Today the Wall Street Journal reported that we could be facing a synchronized slowdown in home prices. On today’s show we’re talking about how to make sense of the conflicting data out there. But what’s reported in the news for individual home owners is very different from what investors will experience.

The Wall Street Journal reported that across 23 countries, an index of inflation-adjusted home prices compiled by the Federal Reserve Bank of Dallas grew 1.8% in the third quarter of 2019 from a year earlier.

The report said that home prices in many countries were falling, including prices in Canada have fallen 0.5% in the past year.

A key catalyst is the global slowdown over the past two years that kept a lid on housing demand and home-price gains. In large cities, affordability constraints are deterring many would-be buyers, and foreigners’ appetite for overseas properties has cooled.

Broad Statistics like this drive me crazy because they’re meaningless. At the same time that prices have fallen in some markets, we’ve seen prices rise dramatically in others.

It is true that foreign buyers in many major cities have fallen. We see this in Miami, Toronto, San Francisco and Seattle.

The claim of a slowdown in Canada is simply not accurate, even in inflation adjusted terms.

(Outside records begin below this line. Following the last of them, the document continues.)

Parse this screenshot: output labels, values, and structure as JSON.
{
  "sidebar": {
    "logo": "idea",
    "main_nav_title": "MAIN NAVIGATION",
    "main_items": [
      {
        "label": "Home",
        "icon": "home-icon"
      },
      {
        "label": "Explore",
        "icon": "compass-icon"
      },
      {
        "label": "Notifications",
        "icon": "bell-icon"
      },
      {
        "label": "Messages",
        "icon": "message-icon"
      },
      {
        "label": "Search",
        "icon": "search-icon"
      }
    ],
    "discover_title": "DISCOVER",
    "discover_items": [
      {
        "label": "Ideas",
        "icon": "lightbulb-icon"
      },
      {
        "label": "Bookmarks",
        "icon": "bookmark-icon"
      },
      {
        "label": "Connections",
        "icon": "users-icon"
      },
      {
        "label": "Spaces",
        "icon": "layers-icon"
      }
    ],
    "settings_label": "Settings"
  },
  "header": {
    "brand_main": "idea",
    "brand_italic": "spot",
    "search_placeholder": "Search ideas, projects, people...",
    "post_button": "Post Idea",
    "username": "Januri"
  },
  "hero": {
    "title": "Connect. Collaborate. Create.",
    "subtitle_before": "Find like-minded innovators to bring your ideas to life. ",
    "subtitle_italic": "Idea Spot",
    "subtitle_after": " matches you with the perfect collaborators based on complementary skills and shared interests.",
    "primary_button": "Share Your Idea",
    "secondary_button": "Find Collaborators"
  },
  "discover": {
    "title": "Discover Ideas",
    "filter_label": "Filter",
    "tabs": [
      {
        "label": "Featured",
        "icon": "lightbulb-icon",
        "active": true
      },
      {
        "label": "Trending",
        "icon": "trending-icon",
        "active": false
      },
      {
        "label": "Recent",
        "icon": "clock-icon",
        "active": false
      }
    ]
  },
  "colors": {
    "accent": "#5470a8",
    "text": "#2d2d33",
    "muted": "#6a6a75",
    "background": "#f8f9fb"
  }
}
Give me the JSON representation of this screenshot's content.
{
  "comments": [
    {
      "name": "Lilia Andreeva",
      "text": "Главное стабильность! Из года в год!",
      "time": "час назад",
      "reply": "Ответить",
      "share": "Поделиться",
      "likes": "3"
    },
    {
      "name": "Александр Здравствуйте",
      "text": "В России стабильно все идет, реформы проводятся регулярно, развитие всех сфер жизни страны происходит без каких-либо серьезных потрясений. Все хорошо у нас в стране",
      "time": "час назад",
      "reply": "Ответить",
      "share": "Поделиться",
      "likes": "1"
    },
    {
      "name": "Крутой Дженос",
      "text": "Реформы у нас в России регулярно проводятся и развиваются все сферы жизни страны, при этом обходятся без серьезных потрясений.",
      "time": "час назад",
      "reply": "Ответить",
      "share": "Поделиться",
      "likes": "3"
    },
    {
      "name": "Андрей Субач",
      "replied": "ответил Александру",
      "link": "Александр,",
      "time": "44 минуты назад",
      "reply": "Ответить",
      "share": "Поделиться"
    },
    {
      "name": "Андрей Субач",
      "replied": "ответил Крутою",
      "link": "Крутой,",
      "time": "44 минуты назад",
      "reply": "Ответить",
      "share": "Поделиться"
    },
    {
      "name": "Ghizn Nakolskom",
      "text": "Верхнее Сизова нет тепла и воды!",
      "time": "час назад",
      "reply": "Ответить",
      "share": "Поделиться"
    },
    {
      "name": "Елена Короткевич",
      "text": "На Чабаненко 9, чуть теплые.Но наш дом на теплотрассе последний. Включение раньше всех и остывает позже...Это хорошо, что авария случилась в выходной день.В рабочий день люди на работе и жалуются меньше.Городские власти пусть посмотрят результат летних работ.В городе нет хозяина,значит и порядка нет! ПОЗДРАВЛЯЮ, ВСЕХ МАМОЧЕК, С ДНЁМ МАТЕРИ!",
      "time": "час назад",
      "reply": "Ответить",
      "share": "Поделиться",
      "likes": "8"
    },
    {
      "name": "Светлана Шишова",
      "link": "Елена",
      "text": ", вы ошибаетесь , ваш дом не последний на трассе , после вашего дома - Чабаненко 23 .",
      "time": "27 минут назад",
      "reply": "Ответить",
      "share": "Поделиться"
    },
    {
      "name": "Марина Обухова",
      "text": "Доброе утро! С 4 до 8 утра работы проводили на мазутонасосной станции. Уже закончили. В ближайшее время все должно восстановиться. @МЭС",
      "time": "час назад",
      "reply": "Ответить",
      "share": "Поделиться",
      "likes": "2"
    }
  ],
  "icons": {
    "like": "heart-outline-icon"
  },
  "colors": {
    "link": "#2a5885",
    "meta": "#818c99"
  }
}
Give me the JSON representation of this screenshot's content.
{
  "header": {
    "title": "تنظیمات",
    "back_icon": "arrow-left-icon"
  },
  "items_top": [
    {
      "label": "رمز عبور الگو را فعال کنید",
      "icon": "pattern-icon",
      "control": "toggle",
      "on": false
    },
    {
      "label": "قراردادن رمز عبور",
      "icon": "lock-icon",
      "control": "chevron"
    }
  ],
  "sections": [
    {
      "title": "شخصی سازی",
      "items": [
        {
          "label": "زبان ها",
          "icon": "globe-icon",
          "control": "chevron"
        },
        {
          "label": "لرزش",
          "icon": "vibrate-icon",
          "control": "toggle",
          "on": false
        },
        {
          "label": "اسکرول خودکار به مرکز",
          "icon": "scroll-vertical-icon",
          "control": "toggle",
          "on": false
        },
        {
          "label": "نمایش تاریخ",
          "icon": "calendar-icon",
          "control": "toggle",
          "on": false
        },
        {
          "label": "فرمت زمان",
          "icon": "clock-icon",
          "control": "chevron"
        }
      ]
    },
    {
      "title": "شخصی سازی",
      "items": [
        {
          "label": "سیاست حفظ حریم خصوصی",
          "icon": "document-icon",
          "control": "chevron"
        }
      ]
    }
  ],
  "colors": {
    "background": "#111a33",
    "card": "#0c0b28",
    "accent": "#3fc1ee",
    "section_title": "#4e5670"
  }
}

Here’s my take on what is happening.

Toronto is the fastest growing city in North America with over 125,000 population growth each year. There were only 27,410 housing completions in Toronto in 2019, down from 37,750 in 2018. The fact is, there is very little developable land left in Toronto. There is a huge reduction of single family homes and townhouses being built. Getting new projects approved in Toronto is a slow and expensive process. The vast majority of new construction is in the condo asset class and fully 60% of new product is high rise condo, 27% single family or townhouse, and 13% rental.

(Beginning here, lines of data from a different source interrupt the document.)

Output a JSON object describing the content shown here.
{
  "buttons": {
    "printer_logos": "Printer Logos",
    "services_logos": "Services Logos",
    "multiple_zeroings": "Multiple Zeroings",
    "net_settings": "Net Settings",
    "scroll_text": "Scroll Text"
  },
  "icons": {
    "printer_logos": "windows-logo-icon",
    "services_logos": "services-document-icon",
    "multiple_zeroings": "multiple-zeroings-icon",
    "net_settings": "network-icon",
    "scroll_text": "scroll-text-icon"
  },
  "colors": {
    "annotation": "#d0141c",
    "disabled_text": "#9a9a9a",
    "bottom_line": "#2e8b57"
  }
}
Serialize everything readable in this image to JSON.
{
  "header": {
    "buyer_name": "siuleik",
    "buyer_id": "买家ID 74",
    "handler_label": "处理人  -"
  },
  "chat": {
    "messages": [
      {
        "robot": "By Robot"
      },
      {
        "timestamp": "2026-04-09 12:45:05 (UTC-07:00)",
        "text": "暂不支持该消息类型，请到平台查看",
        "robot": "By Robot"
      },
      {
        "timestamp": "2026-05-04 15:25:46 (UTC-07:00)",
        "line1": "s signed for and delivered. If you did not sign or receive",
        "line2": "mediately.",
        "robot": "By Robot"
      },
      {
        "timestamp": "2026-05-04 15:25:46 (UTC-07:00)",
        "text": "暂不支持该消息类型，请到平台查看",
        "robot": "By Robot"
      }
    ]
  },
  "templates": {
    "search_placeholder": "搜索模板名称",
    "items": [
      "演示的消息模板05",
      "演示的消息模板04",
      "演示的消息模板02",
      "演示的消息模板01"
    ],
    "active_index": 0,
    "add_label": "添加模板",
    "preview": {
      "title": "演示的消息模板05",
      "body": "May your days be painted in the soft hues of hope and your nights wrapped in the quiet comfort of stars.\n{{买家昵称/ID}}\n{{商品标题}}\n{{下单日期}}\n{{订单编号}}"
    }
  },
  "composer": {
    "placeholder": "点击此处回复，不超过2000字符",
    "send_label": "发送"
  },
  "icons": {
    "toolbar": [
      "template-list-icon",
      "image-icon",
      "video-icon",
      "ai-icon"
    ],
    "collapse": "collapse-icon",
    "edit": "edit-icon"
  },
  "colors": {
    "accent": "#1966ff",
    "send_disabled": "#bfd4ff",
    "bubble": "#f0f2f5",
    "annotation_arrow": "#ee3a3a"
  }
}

This shortage of supply is what is driving prices up.

The Bank regulator in Canada implemented additional credit tightening to try and cool what was seen as an overheated real estate market, specifically in Toronto and Vancouver.

By making it more difficult to borrow, that has put a cap on prices, but only in some segments of the market. We have seen prices falling at the top of the market. At the same time, we’re seeing prices rising at the bottom and the middle of the market. People will only pay for a home based on what the bank will allow them to borrow. This has reduced the rate of price increases, but prices are still increasing as long as people can borrow.

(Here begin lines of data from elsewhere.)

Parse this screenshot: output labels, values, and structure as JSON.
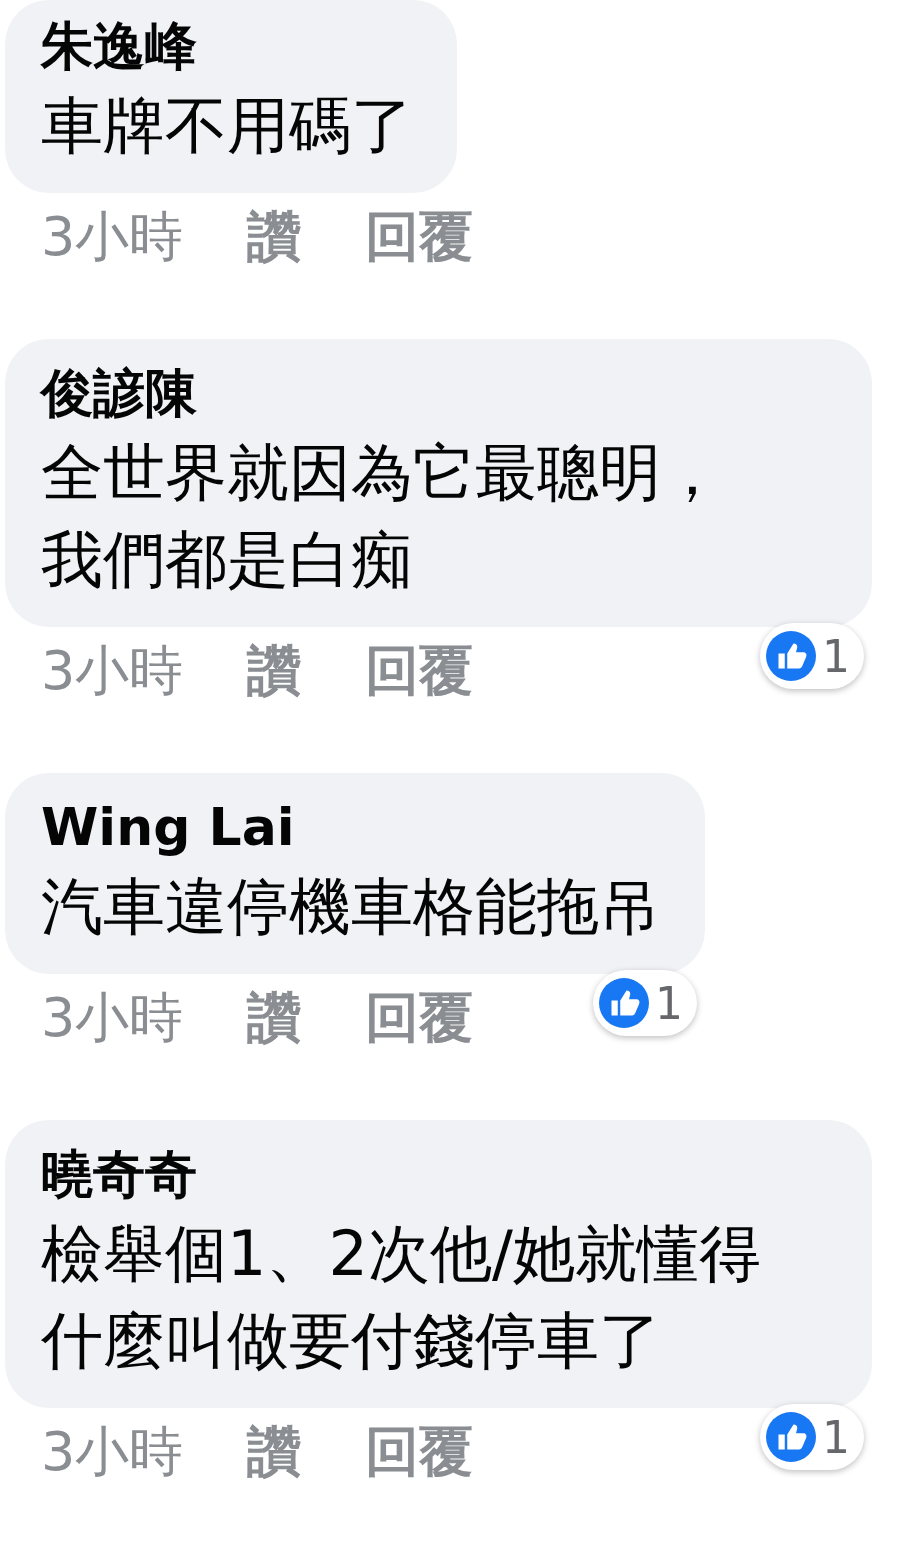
{
  "comments": [
    {
      "name": "朱逸峰",
      "lines": [
        "車牌不用碼了"
      ],
      "time": "3小時",
      "like": "讚",
      "reply": "回覆"
    },
    {
      "name": "俊諺陳",
      "lines": [
        "全世界就因為它最聰明，",
        "我們都是白痴"
      ],
      "time": "3小時",
      "like": "讚",
      "reply": "回覆",
      "reaction_count": "1"
    },
    {
      "name": "Wing Lai",
      "lines": [
        "汽車違停機車格能拖吊"
      ],
      "time": "3小時",
      "like": "讚",
      "reply": "回覆",
      "reaction_count": "1"
    },
    {
      "name": "曉奇奇",
      "lines": [
        "檢舉個1、2次他/她就懂得",
        "什麼叫做要付錢停車了"
      ],
      "time": "3小時",
      "like": "讚",
      "reply": "回覆",
      "reaction_count": "1"
    }
  ]
}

Home sales increased 14% in November and active listings are down 27% compared with last year. Prices have increased on average 7.1% in Totonto.

In my home city of Ottawa Canada, prices have increased 10.3% for single family homes and 11.5% for condos. Active listings are down 33% compared with last year. Sales volume is up 14%.

There is an increasingly loud chorus of people predicting that home prices will crash in several markets once the current generation of boomers exit home ownership. There’s no question that new supply will open up when that happens. The big question is demand, and how immigration will impact the balance of supply and demand.

If you’re making a financial decision for the next 25 years, I suggest you look out more than the next 90 days to predict where home prices are heading.